20 December 2018
On December 12, at the Turkish Defense Industry Summit, President Recep Tayyip Erdogan vowed to launch a new military operation east of the Euphrates River in northern Syria in coming days, targeting the Kurdish nationalist groups.
He dismissed arguments that US support for Kurdish nationalists was necessary to fight the terrorist threat from ISIS: “There is no ISIS threat in Syria any longer. This is only a tale. We said before and we are saying now that we will start the operation in east of the Euphrates in a few days to save it from the separatist terrorist organization. It is clear that the purpose of US observation points in Syria is not to protect our country from terrorists, but to protect terrorists from Turkey.”
This reflected longstanding concerns in Ankara over US support for the Kurdish nationalist People’s Protection Units (YPG) in Syria, an affiliate of the Kurdistan Workers’ Party (PKK), the Kurdish separatist movement against which Ankara has waged a bloody counter-insurgency for more than 30 years in Turkey. Ankara opposes Kurdish autonomy in Syria, fearing that it will provoke demands for Kurdish autonomy in eastern Turkey.
To crush the Kurdish nationalist forces, Erdogan has twice ordered the Turkish army to launch its own bloody invasions of Syria: “Operation Euphrates Shield” (in August 2016) and “Operation Olive Branch” (in January 2018), directed against the US-backed YPG.

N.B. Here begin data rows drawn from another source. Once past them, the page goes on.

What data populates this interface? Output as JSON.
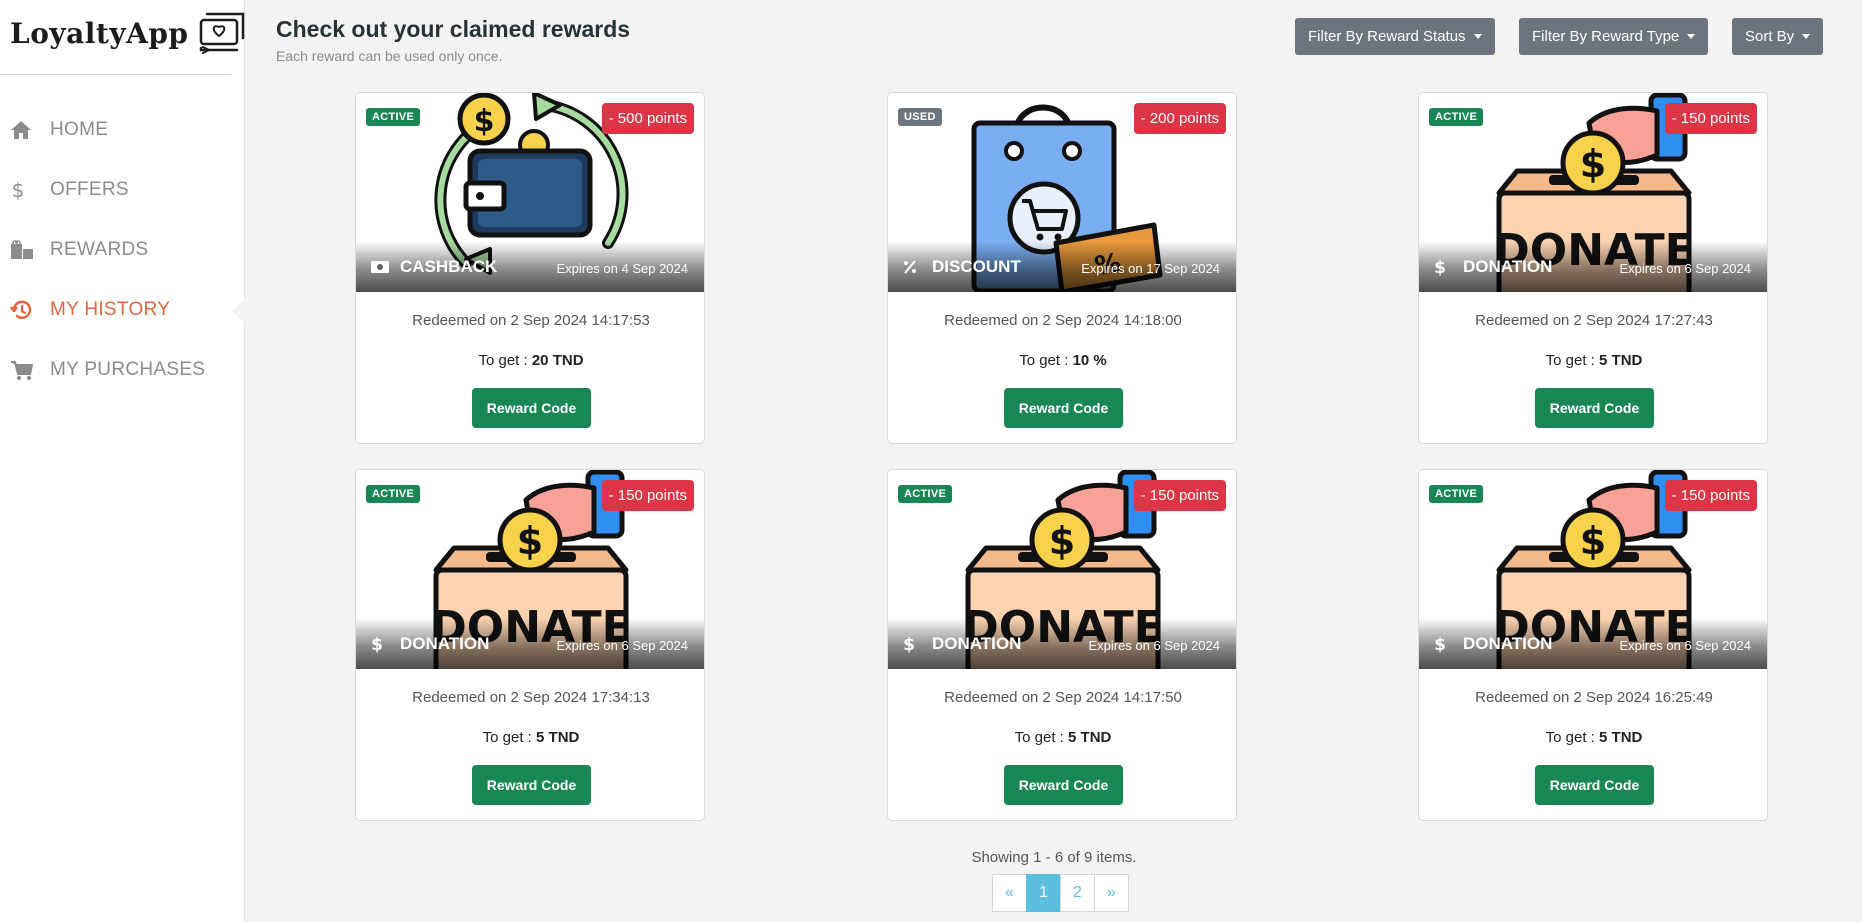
{
  "app": {
    "name": "LoyaltyApp"
  },
  "sidebar": {
    "items": [
      {
        "label": "HOME",
        "icon": "home-icon",
        "active": false
      },
      {
        "label": "OFFERS",
        "icon": "dollar-icon",
        "active": false
      },
      {
        "label": "REWARDS",
        "icon": "gift-icon",
        "active": false
      },
      {
        "label": "MY HISTORY",
        "icon": "history-icon",
        "active": true
      },
      {
        "label": "MY PURCHASES",
        "icon": "cart-icon",
        "active": false
      }
    ]
  },
  "header": {
    "title": "Check out your claimed rewards",
    "subtitle": "Each reward can be used only once.",
    "filters": {
      "status": "Filter By Reward Status",
      "type": "Filter By Reward Type",
      "sort": "Sort By"
    }
  },
  "rewards": [
    {
      "status": "ACTIVE",
      "points": "- 500 points",
      "type": "CASHBACK",
      "expires": "Expires on 4 Sep 2024",
      "redeemed": "Redeemed on 2 Sep 2024 14:17:53",
      "to_get_label": "To get :",
      "to_get_value": "20 TND",
      "button": "Reward Code",
      "image": "cashback-wallet-illustration"
    },
    {
      "status": "USED",
      "points": "- 200 points",
      "type": "DISCOUNT",
      "expires": "Expires on 17 Sep 2024",
      "redeemed": "Redeemed on 2 Sep 2024 14:18:00",
      "to_get_label": "To get :",
      "to_get_value": "10 %",
      "button": "Reward Code",
      "image": "shopping-bag-coupon-illustration"
    },
    {
      "status": "ACTIVE",
      "points": "- 150 points",
      "type": "DONATION",
      "expires": "Expires on 6 Sep 2024",
      "redeemed": "Redeemed on 2 Sep 2024 17:27:43",
      "to_get_label": "To get :",
      "to_get_value": "5 TND",
      "button": "Reward Code",
      "image": "donate-box-illustration"
    },
    {
      "status": "ACTIVE",
      "points": "- 150 points",
      "type": "DONATION",
      "expires": "Expires on 6 Sep 2024",
      "redeemed": "Redeemed on 2 Sep 2024 17:34:13",
      "to_get_label": "To get :",
      "to_get_value": "5 TND",
      "button": "Reward Code",
      "image": "donate-box-illustration"
    },
    {
      "status": "ACTIVE",
      "points": "- 150 points",
      "type": "DONATION",
      "expires": "Expires on 6 Sep 2024",
      "redeemed": "Redeemed on 2 Sep 2024 14:17:50",
      "to_get_label": "To get :",
      "to_get_value": "5 TND",
      "button": "Reward Code",
      "image": "donate-box-illustration"
    },
    {
      "status": "ACTIVE",
      "points": "- 150 points",
      "type": "DONATION",
      "expires": "Expires on 6 Sep 2024",
      "redeemed": "Redeemed on 2 Sep 2024 16:25:49",
      "to_get_label": "To get :",
      "to_get_value": "5 TND",
      "button": "Reward Code",
      "image": "donate-box-illustration"
    }
  ],
  "pagination": {
    "summary": "Showing 1 - 6 of 9 items.",
    "prev": "«",
    "pages": [
      "1",
      "2"
    ],
    "current": "1",
    "next": "»"
  },
  "colors": {
    "accent": "#e4663f",
    "active_badge": "#198754",
    "used_badge": "#6c757d",
    "points_badge": "#dc3545",
    "filter_button": "#6c757d",
    "reward_button": "#198754",
    "pagination": "#5bc0de"
  }
}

Erdogan’s December 12 speech was a direct response to the announcement made by Department of Defense spokesman Rob Manning on December 11. “At the direction of Secretary (James) Mattis, the US established observation posts in the northeast Syria border region to…